[Provided records — start]
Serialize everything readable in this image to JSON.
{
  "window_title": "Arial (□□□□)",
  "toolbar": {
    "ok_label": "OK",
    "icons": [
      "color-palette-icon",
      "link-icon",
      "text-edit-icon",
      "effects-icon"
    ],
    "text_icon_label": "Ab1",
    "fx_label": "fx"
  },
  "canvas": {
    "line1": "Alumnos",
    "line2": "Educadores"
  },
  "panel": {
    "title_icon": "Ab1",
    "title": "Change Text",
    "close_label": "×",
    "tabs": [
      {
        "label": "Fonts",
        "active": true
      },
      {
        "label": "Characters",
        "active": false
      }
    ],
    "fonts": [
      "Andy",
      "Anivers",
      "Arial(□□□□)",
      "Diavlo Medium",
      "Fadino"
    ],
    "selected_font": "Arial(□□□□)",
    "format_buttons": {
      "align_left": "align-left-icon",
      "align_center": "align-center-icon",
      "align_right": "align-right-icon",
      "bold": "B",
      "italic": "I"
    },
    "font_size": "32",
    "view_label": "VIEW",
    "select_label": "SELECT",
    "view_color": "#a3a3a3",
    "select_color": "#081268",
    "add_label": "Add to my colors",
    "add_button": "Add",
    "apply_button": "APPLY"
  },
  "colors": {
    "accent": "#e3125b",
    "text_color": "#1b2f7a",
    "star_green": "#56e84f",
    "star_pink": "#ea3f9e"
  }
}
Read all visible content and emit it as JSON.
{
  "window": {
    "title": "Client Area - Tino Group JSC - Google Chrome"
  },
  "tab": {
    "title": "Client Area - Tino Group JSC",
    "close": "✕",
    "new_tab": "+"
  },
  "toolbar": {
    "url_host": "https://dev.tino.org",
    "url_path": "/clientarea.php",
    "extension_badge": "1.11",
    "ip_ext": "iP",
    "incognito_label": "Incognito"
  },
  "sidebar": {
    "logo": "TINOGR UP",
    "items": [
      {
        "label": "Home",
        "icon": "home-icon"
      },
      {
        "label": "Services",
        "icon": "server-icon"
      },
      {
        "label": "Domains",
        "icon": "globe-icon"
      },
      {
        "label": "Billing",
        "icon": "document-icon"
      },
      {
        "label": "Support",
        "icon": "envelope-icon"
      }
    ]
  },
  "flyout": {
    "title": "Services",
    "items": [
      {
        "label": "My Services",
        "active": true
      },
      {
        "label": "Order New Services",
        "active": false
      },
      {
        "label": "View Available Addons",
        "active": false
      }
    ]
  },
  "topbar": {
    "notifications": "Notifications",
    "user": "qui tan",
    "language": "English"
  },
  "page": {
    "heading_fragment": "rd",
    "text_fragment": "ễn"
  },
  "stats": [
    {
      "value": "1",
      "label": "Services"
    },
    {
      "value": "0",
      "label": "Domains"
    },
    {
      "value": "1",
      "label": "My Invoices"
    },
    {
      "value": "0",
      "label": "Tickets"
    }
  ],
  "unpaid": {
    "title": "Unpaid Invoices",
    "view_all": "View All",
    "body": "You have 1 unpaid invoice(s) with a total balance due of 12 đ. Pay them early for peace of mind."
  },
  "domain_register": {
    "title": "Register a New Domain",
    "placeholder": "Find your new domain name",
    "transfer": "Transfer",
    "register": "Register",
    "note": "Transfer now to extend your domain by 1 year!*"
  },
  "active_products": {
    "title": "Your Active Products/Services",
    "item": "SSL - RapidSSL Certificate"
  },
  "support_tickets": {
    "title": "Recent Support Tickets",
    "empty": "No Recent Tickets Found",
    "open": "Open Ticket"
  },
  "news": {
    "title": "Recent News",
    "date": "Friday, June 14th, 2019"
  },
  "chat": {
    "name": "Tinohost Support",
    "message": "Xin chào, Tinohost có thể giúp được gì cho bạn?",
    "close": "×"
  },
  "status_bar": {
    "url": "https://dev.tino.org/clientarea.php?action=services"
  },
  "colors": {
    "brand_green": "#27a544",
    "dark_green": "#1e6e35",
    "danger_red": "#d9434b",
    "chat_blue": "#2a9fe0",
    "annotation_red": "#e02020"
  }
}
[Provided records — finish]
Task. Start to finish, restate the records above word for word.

Output below.
Serialize everything readable in this image to JSON.
{
  "window_title": "Arial (□□□□)",
  "toolbar": {
    "ok_label": "OK",
    "icons": [
      "color-palette-icon",
      "link-icon",
      "text-edit-icon",
      "effects-icon"
    ],
    "text_icon_label": "Ab1",
    "fx_label": "fx"
  },
  "canvas": {
    "line1": "Alumnos",
    "line2": "Educadores"
  },
  "panel": {
    "title_icon": "Ab1",
    "title": "Change Text",
    "close_label": "×",
    "tabs": [
      {
        "label": "Fonts",
        "active": true
      },
      {
        "label": "Characters",
        "active": false
      }
    ],
    "fonts": [
      "Andy",
      "Anivers",
      "Arial(□□□□)",
      "Diavlo Medium",
      "Fadino"
    ],
    "selected_font": "Arial(□□□□)",
    "format_buttons": {
      "align_left": "align-left-icon",
      "align_center": "align-center-icon",
      "align_right": "align-right-icon",
      "bold": "B",
      "italic": "I"
    },
    "font_size": "32",
    "view_label": "VIEW",
    "select_label": "SELECT",
    "view_color": "#a3a3a3",
    "select_color": "#081268",
    "add_label": "Add to my colors",
    "add_button": "Add",
    "apply_button": "APPLY"
  },
  "colors": {
    "accent": "#e3125b",
    "text_color": "#1b2f7a",
    "star_green": "#56e84f",
    "star_pink": "#ea3f9e"
  }
}
Read all visible content and emit it as JSON.
{
  "window": {
    "title": "Client Area - Tino Group JSC - Google Chrome"
  },
  "tab": {
    "title": "Client Area - Tino Group JSC",
    "close": "✕",
    "new_tab": "+"
  },
  "toolbar": {
    "url_host": "https://dev.tino.org",
    "url_path": "/clientarea.php",
    "extension_badge": "1.11",
    "ip_ext": "iP",
    "incognito_label": "Incognito"
  },
  "sidebar": {
    "logo": "TINOGR UP",
    "items": [
      {
        "label": "Home",
        "icon": "home-icon"
      },
      {
        "label": "Services",
        "icon": "server-icon"
      },
      {
        "label": "Domains",
        "icon": "globe-icon"
      },
      {
        "label": "Billing",
        "icon": "document-icon"
      },
      {
        "label": "Support",
        "icon": "envelope-icon"
      }
    ]
  },
  "flyout": {
    "title": "Services",
    "items": [
      {
        "label": "My Services",
        "active": true
      },
      {
        "label": "Order New Services",
        "active": false
      },
      {
        "label": "View Available Addons",
        "active": false
      }
    ]
  },
  "topbar": {
    "notifications": "Notifications",
    "user": "qui tan",
    "language": "English"
  },
  "page": {
    "heading_fragment": "rd",
    "text_fragment": "ễn"
  },
  "stats": [
    {
      "value": "1",
      "label": "Services"
    },
    {
      "value": "0",
      "label": "Domains"
    },
    {
      "value": "1",
      "label": "My Invoices"
    },
    {
      "value": "0",
      "label": "Tickets"
    }
  ],
  "unpaid": {
    "title": "Unpaid Invoices",
    "view_all": "View All",
    "body": "You have 1 unpaid invoice(s) with a total balance due of 12 đ. Pay them early for peace of mind."
  },
  "domain_register": {
    "title": "Register a New Domain",
    "placeholder": "Find your new domain name",
    "transfer": "Transfer",
    "register": "Register",
    "note": "Transfer now to extend your domain by 1 year!*"
  },
  "active_products": {
    "title": "Your Active Products/Services",
    "item": "SSL - RapidSSL Certificate"
  },
  "support_tickets": {
    "title": "Recent Support Tickets",
    "empty": "No Recent Tickets Found",
    "open": "Open Ticket"
  },
  "news": {
    "title": "Recent News",
    "date": "Friday, June 14th, 2019"
  },
  "chat": {
    "name": "Tinohost Support",
    "message": "Xin chào, Tinohost có thể giúp được gì cho bạn?",
    "close": "×"
  },
  "status_bar": {
    "url": "https://dev.tino.org/clientarea.php?action=services"
  },
  "colors": {
    "brand_green": "#27a544",
    "dark_green": "#1e6e35",
    "danger_red": "#d9434b",
    "chat_blue": "#2a9fe0",
    "annotation_red": "#e02020"
  }
}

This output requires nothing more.